‘The Godfather’ novel just as absorbing as its film adaptation

March 23, 2016

While many of us have seen the 1972 film “The Godfather” fewer of us have read the novel by the same name of which it was based. Written in 1969 by the Italian American author Mario Puzo, “The Godfather” is every bit as thrilling as the film.

Puzo, born in 1920 in Hell’s Kitchen New York to a poor Italian family, saw firsthand much of the mafia adventures we have come to love. After serving as a public relations officer in Germany for the United States military during World War II, he came back to the United States and later became an author. Puzo penned a great many other mafia novels after the success of “The Godfather,” however none of them garnered nearly as much success and it is clear that “The Godfather” was his magnum opus.

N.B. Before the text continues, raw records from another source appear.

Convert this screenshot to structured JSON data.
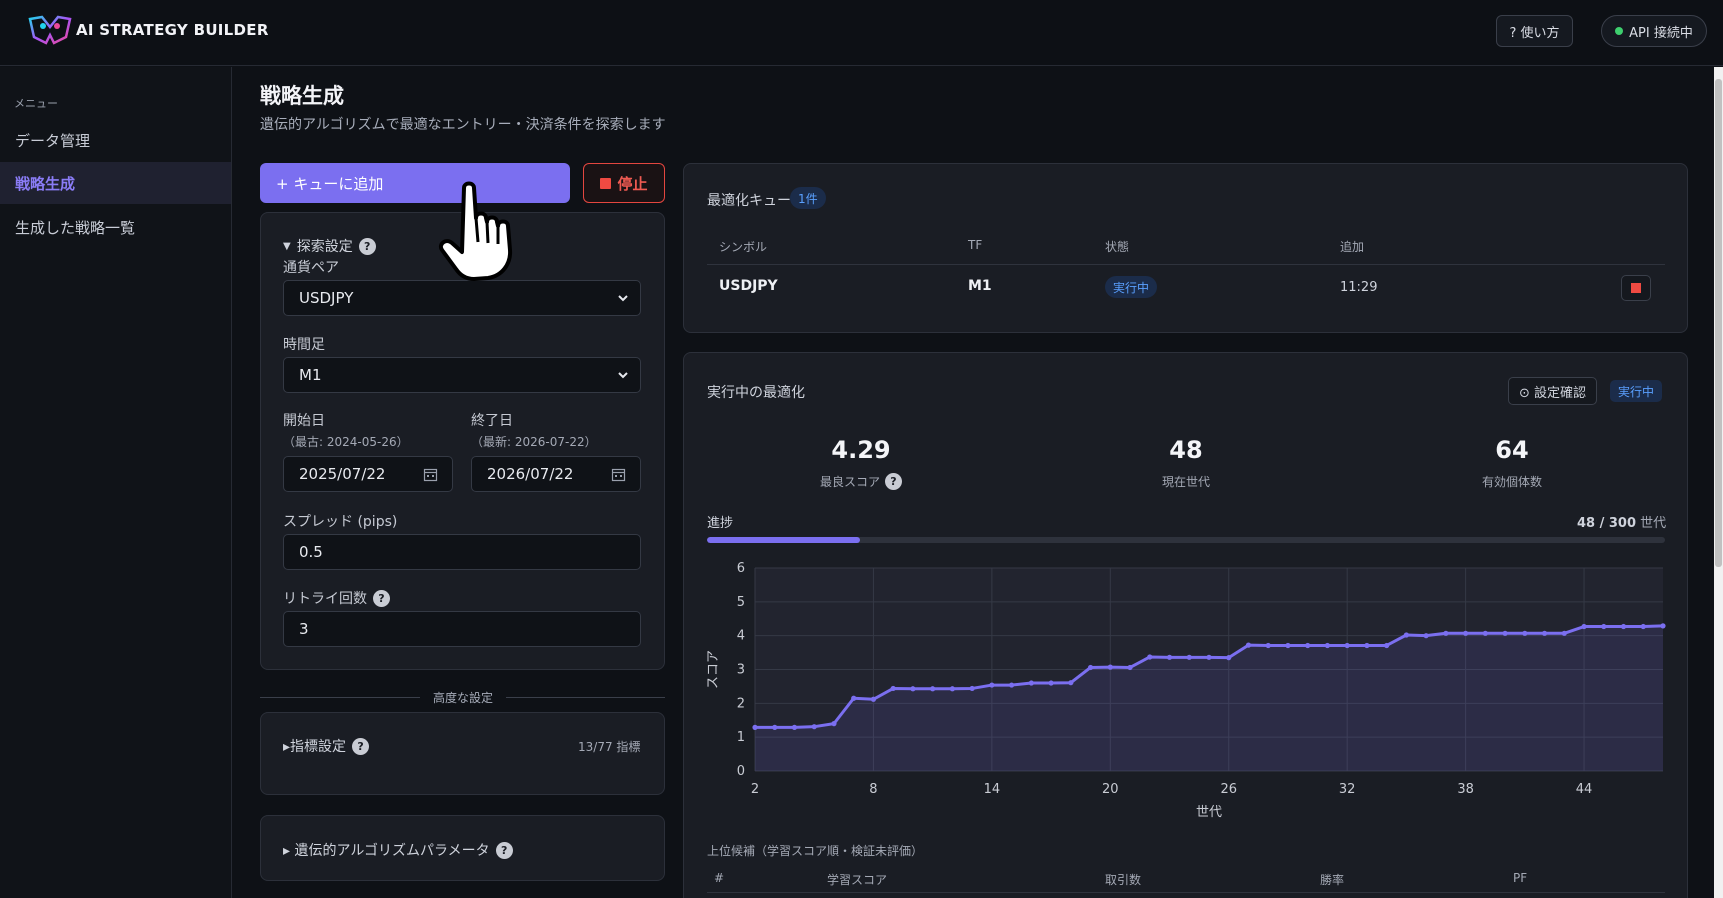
{
  "header": {
    "brand": "AI STRATEGY BUILDER",
    "help_label": "? 使い方",
    "api_status": "API 接続中",
    "api_color": "#3ecf6e"
  },
  "sidebar": {
    "caption": "メニュー",
    "items": [
      {
        "label": "データ管理",
        "active": false
      },
      {
        "label": "戦略生成",
        "active": true
      },
      {
        "label": "生成した戦略一覧",
        "active": false
      }
    ]
  },
  "page": {
    "title": "戦略生成",
    "subtitle": "遺伝的アルゴリズムで最適なエントリー・決済条件を探索します"
  },
  "actions": {
    "add_queue": "+ キューに追加",
    "stop": "停止"
  },
  "search": {
    "heading": "探索設定",
    "pair_label": "通貨ペア",
    "pair_value": "USDJPY",
    "tf_label": "時間足",
    "tf_value": "M1",
    "start_label": "開始日",
    "start_hint": "（最古: 2024-05-26）",
    "start_value": "2025/07/22",
    "end_label": "終了日",
    "end_hint": "（最新: 2026-07-22）",
    "end_value": "2026/07/22",
    "spread_label": "スプレッド (pips)",
    "spread_value": "0.5",
    "retry_label": "リトライ回数",
    "retry_value": "3"
  },
  "advanced": {
    "divider": "高度な設定",
    "indicators_label": "▸指標設定",
    "indicators_count": "13/77 指標",
    "ga_label": "▸ 遺伝的アルゴリズムパラメータ"
  },
  "queue": {
    "title": "最適化キュー",
    "count_badge": "1件",
    "columns": [
      "シンボル",
      "TF",
      "状態",
      "追加"
    ],
    "rows": [
      {
        "symbol": "USDJPY",
        "tf": "M1",
        "status": "実行中",
        "added": "11:29"
      }
    ]
  },
  "run": {
    "title": "実行中の最適化",
    "config_label": "⊙ 設定確認",
    "status_badge": "実行中",
    "stats": [
      {
        "value": "4.29",
        "label": "最良スコア"
      },
      {
        "value": "48",
        "label": "現在世代"
      },
      {
        "value": "64",
        "label": "有効個体数"
      }
    ],
    "progress_label": "進捗",
    "progress_current": "48 / 300",
    "progress_unit": " 世代",
    "progress_fraction": 0.16
  },
  "candidates": {
    "title": "上位候補（学習スコア順・検証未評価）",
    "columns": [
      "#",
      "学習スコア",
      "取引数",
      "勝率",
      "PF"
    ]
  },
  "chart_data": {
    "type": "area",
    "xlabel": "世代",
    "ylabel": "スコア",
    "xlim": [
      2,
      48
    ],
    "ylim": [
      0,
      6
    ],
    "xticks": [
      2,
      8,
      14,
      20,
      26,
      32,
      38,
      44
    ],
    "yticks": [
      0,
      1,
      2,
      3,
      4,
      5,
      6
    ],
    "line_color": "#7b6ff0",
    "x": [
      2,
      3,
      4,
      5,
      6,
      7,
      8,
      9,
      10,
      11,
      12,
      13,
      14,
      15,
      16,
      17,
      18,
      19,
      20,
      21,
      22,
      23,
      24,
      25,
      26,
      27,
      28,
      29,
      30,
      31,
      32,
      33,
      34,
      35,
      36,
      37,
      38,
      39,
      40,
      41,
      42,
      43,
      44,
      45,
      46,
      47,
      48
    ],
    "values": [
      1.29,
      1.29,
      1.29,
      1.31,
      1.4,
      2.15,
      2.12,
      2.44,
      2.43,
      2.43,
      2.43,
      2.44,
      2.54,
      2.54,
      2.6,
      2.6,
      2.61,
      3.06,
      3.07,
      3.06,
      3.37,
      3.36,
      3.36,
      3.36,
      3.35,
      3.72,
      3.71,
      3.71,
      3.71,
      3.71,
      3.71,
      3.71,
      3.71,
      4.02,
      4.0,
      4.07,
      4.07,
      4.07,
      4.07,
      4.07,
      4.07,
      4.07,
      4.27,
      4.27,
      4.27,
      4.27,
      4.29
    ]
  }
}
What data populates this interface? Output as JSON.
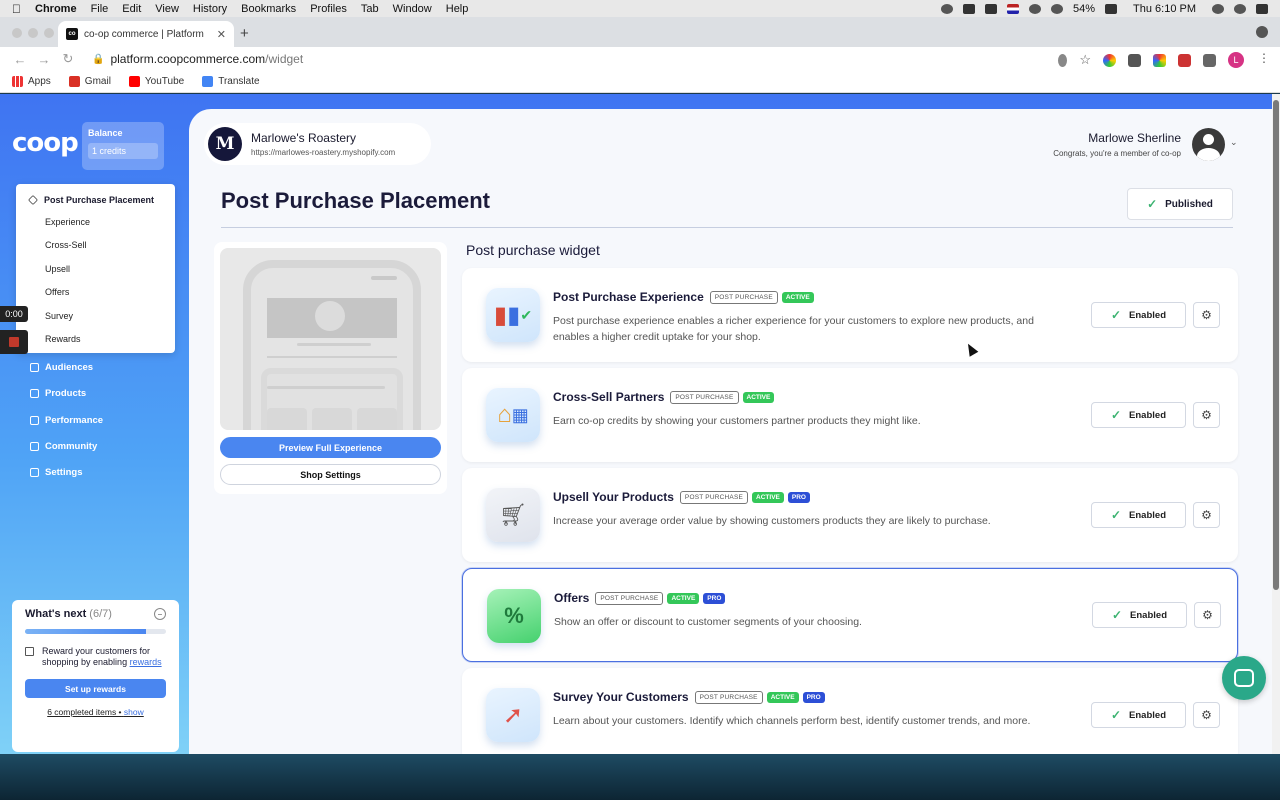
{
  "menubar": {
    "app": "Chrome",
    "items": [
      "File",
      "Edit",
      "View",
      "History",
      "Bookmarks",
      "Profiles",
      "Tab",
      "Window",
      "Help"
    ],
    "battery": "54%",
    "clock": "Thu 6:10 PM"
  },
  "browser": {
    "tab_title": "co-op commerce | Platform",
    "tab_favicon": "co",
    "url_host": "platform.coopcommerce.com",
    "url_path": "/widget",
    "profile_initial": "L",
    "bookmarks": [
      "Apps",
      "Gmail",
      "YouTube",
      "Translate"
    ]
  },
  "sidebar": {
    "logo": "coop",
    "balance_label": "Balance",
    "balance_value": "1 credits",
    "menu_header": "Post Purchase Placement",
    "menu_items": [
      "Experience",
      "Cross-Sell",
      "Upsell",
      "Offers",
      "Survey",
      "Rewards"
    ],
    "links": [
      "Audiences",
      "Products",
      "Performance",
      "Community",
      "Settings"
    ],
    "recorder_time": "0:00"
  },
  "whats_next": {
    "title": "What's next",
    "count": "(6/7)",
    "progress": 0.857,
    "item_text": "Reward your customers for shopping by enabling",
    "item_link": "rewards",
    "button": "Set up rewards",
    "footer": "6 completed items •",
    "footer_link": "show"
  },
  "header": {
    "shop_initial": "M",
    "shop_name": "Marlowe's Roastery",
    "shop_url": "https://marlowes-roastery.myshopify.com",
    "user_name": "Marlowe Sherline",
    "user_sub": "Congrats, you're a member of co-op"
  },
  "page": {
    "title": "Post Purchase Placement",
    "published": "Published",
    "section_title": "Post purchase widget",
    "preview_button": "Preview Full Experience",
    "shop_settings_button": "Shop Settings"
  },
  "widgets": [
    {
      "title": "Post Purchase Experience",
      "tag": "POST PURCHASE",
      "status": "ACTIVE",
      "pro": "",
      "description": "Post purchase experience enables a richer experience for your customers to explore new products, and enables a higher credit uptake for your shop.",
      "button": "Enabled",
      "icon": "shopping-bags-icon"
    },
    {
      "title": "Cross-Sell Partners",
      "tag": "POST PURCHASE",
      "status": "ACTIVE",
      "pro": "",
      "description": "Earn co-op credits by showing your customers partner products they might like.",
      "button": "Enabled",
      "icon": "storefront-icon"
    },
    {
      "title": "Upsell Your Products",
      "tag": "POST PURCHASE",
      "status": "ACTIVE",
      "pro": "PRO",
      "description": "Increase your average order value by showing customers products they are likely to purchase.",
      "button": "Enabled",
      "icon": "shopping-cart-icon"
    },
    {
      "title": "Offers",
      "tag": "POST PURCHASE",
      "status": "ACTIVE",
      "pro": "PRO",
      "description": "Show an offer or discount to customer segments of your choosing.",
      "button": "Enabled",
      "icon": "percent-tag-icon"
    },
    {
      "title": "Survey Your Customers",
      "tag": "POST PURCHASE",
      "status": "ACTIVE",
      "pro": "PRO",
      "description": "Learn about your customers. Identify which channels perform best, identify customer trends, and more.",
      "button": "Enabled",
      "icon": "compass-icon"
    }
  ],
  "colors": {
    "accent": "#4a86f0",
    "active": "#34c759",
    "pro": "#2d4fd6",
    "dark": "#1b1b3a"
  }
}
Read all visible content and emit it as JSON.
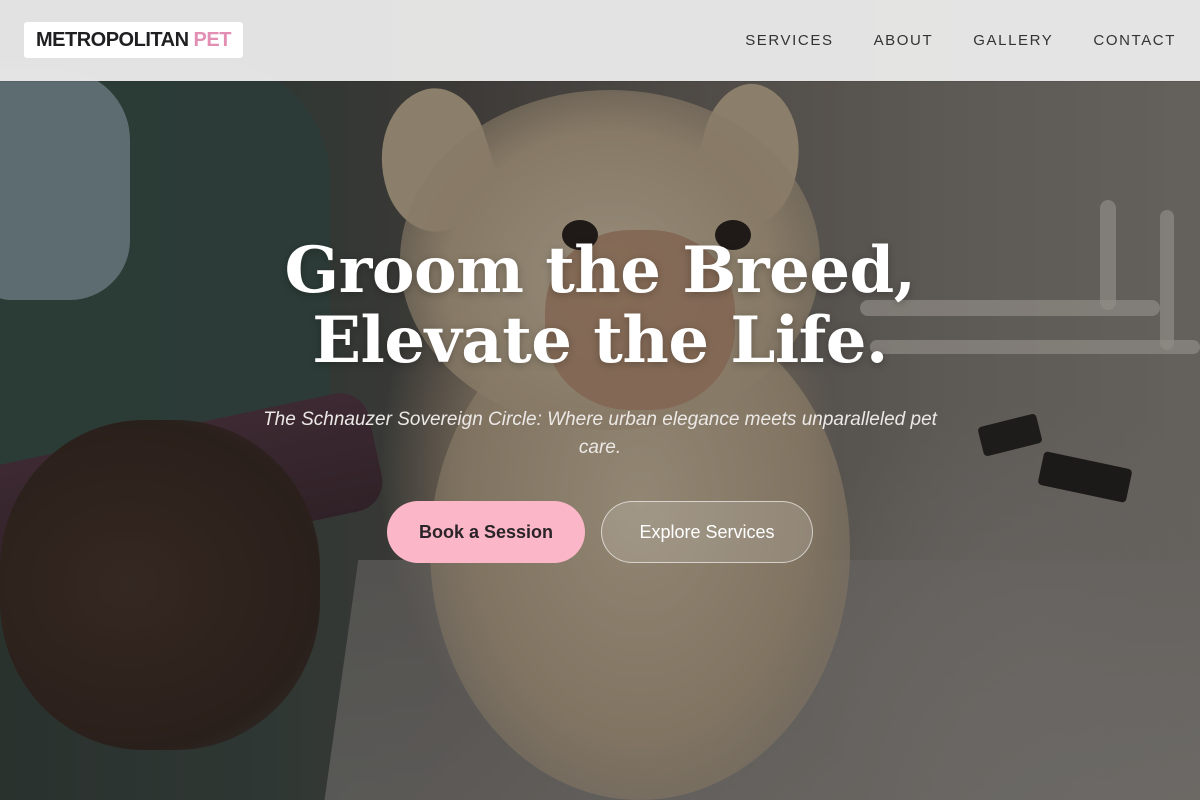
{
  "logo": {
    "main": "METROPOLITAN",
    "accent": "PET"
  },
  "nav": {
    "items": [
      {
        "label": "SERVICES"
      },
      {
        "label": "ABOUT"
      },
      {
        "label": "GALLERY"
      },
      {
        "label": "CONTACT"
      }
    ]
  },
  "hero": {
    "headline_line1": "Groom the Breed,",
    "headline_line2": "Elevate the Life.",
    "subtitle": "The Schnauzer Sovereign Circle: Where urban elegance meets unparalleled pet care.",
    "primary_cta": "Book a Session",
    "secondary_cta": "Explore Services"
  },
  "colors": {
    "accent_pink": "#fbb7c8",
    "logo_accent": "#e38fb3",
    "nav_background": "#e8e8e8"
  }
}
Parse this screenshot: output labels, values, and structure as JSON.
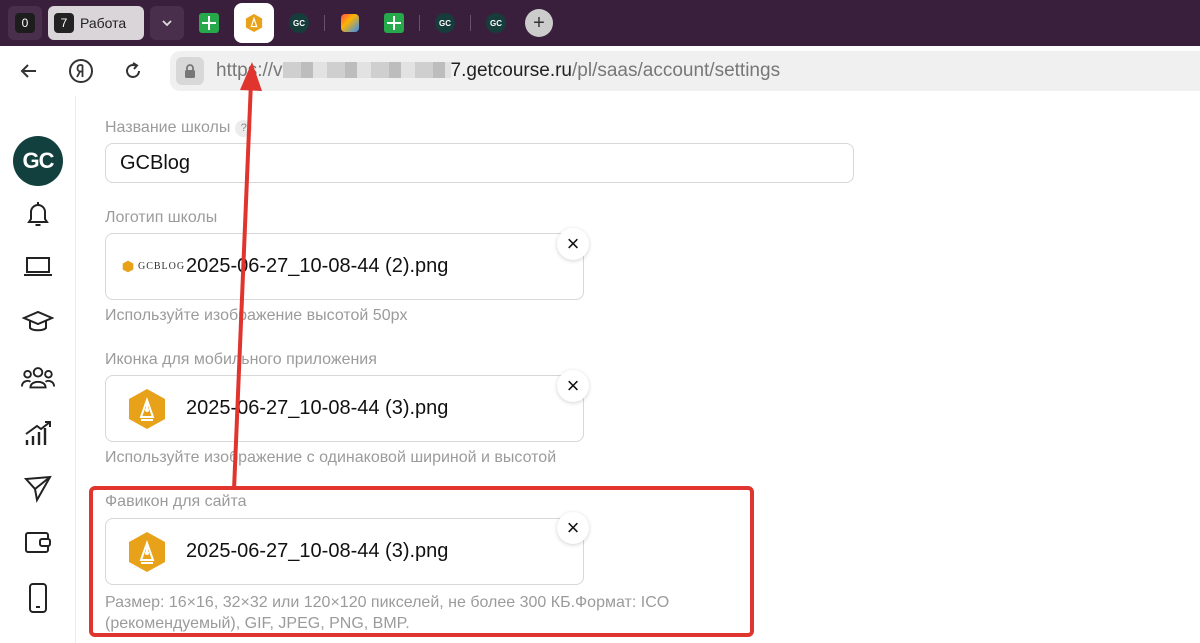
{
  "tabbar": {
    "group_zero_count": "0",
    "group_work_count": "7",
    "group_work_label": "Работа",
    "icons": [
      "green-plus-icon",
      "getcourse-hex-icon",
      "gc-icon",
      "multicolor-app-icon",
      "green-plus-icon",
      "gc-icon",
      "gc-icon"
    ],
    "new_tab_label": "+"
  },
  "addressbar": {
    "url_prefix": "https://v",
    "url_host": "7.getcourse.ru",
    "url_path": "/pl/saas/account/settings"
  },
  "sidebar": {
    "logo_text": "GC",
    "items": [
      "bell-icon",
      "laptop-icon",
      "graduation-cap-icon",
      "users-icon",
      "chart-growth-icon",
      "send-icon",
      "wallet-icon",
      "mobile-icon"
    ]
  },
  "form": {
    "school_name_label": "Название школы",
    "school_name_help": "?",
    "school_name_value": "GCBlog",
    "logo_label": "Логотип школы",
    "logo_file": "2025-06-27_10-08-44 (2).png",
    "logo_preview_text": "GCBLOG",
    "logo_hint": "Используйте изображение высотой 50px",
    "app_icon_label": "Иконка для мобильного приложения",
    "app_icon_file": "2025-06-27_10-08-44 (3).png",
    "app_icon_hint": "Используйте изображение с одинаковой шириной и высотой",
    "favicon_label": "Фавикон для сайта",
    "favicon_file": "2025-06-27_10-08-44 (3).png",
    "favicon_hint_line1": "Размер: 16×16, 32×32 или 120×120 пикселей, не более 300 КБ.Формат: ICO",
    "favicon_hint_line2": "(рекомендуемый), GIF, JPEG, PNG, BMP.",
    "remove_symbol": "×"
  },
  "colors": {
    "tabbar_bg": "#3a1f3c",
    "brand_orange": "#e8a21a",
    "brand_dark": "#12403f",
    "highlight_red": "#e0342f"
  }
}
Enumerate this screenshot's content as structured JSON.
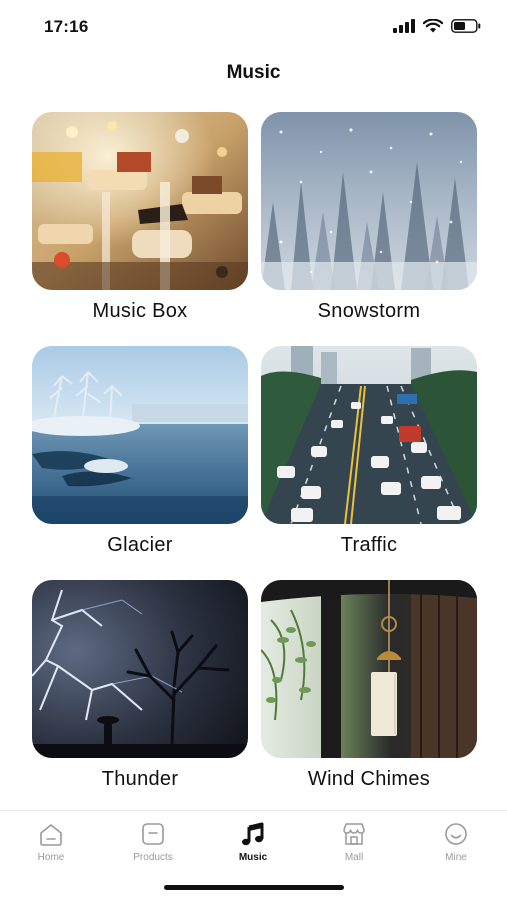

Puzo’s skill as an author does not come so much from his abilities as a wordsmith but rather his experiences and his descriptions of post-war New York crime. He manages to paint the underworld in a gritty, real and accessible manner. He tells the fictional story of the Corleone family, and their rise to power in the United States. The novel is centered on the character Vito Corleone and how he came over from a poor Sicilian family and managed to become one of the most powerful men in American crime. While the Corleone story is fiction, the characters and the families are based off of real life mobsters such as Frank Costello, Carlo Gambino, and Charlie “Lucky” Luciano. Another part that is drawn from history is the presence of the five families, the famous five groups of American mobsters cooperating and working together.

This novel is often heralded as a great example of a film being made out of a novel. While oftentimes people find that films leave out much of the novel or that they have changed too much, director Francis Ford Coppola did an excellent job with the adaptation. A common complaint made is that much is left out, as it is far easier to pack more information into a book than a movie. If books like “The Lord of the Rings” were made into films while omitting nothing, the series would span nearly two days of film. “The Godfather” was thankfully adapted into two movies, both of considerable length. While there is a third Godfather film, it does not draw from the original novel as the source material, and is seen as the weakest of the films.

For many, the film adaptations of “The Godfather” are superior to the novel. However, in my opinion at least, that is comparing apples to oranges. Rather than preferring the book or the film, I find that that the two media complement each other and tell the same story but in different and unique ways. I would recommend this novel to anyone with an interest in crime novels, “The Godfather” films or those who wish to learn how to become Capo di tutt’i capi (the boss of all bosses – the godfather) yourself. The book is available at the time of writing to UW-River Falls students at the Chalmer Davee library.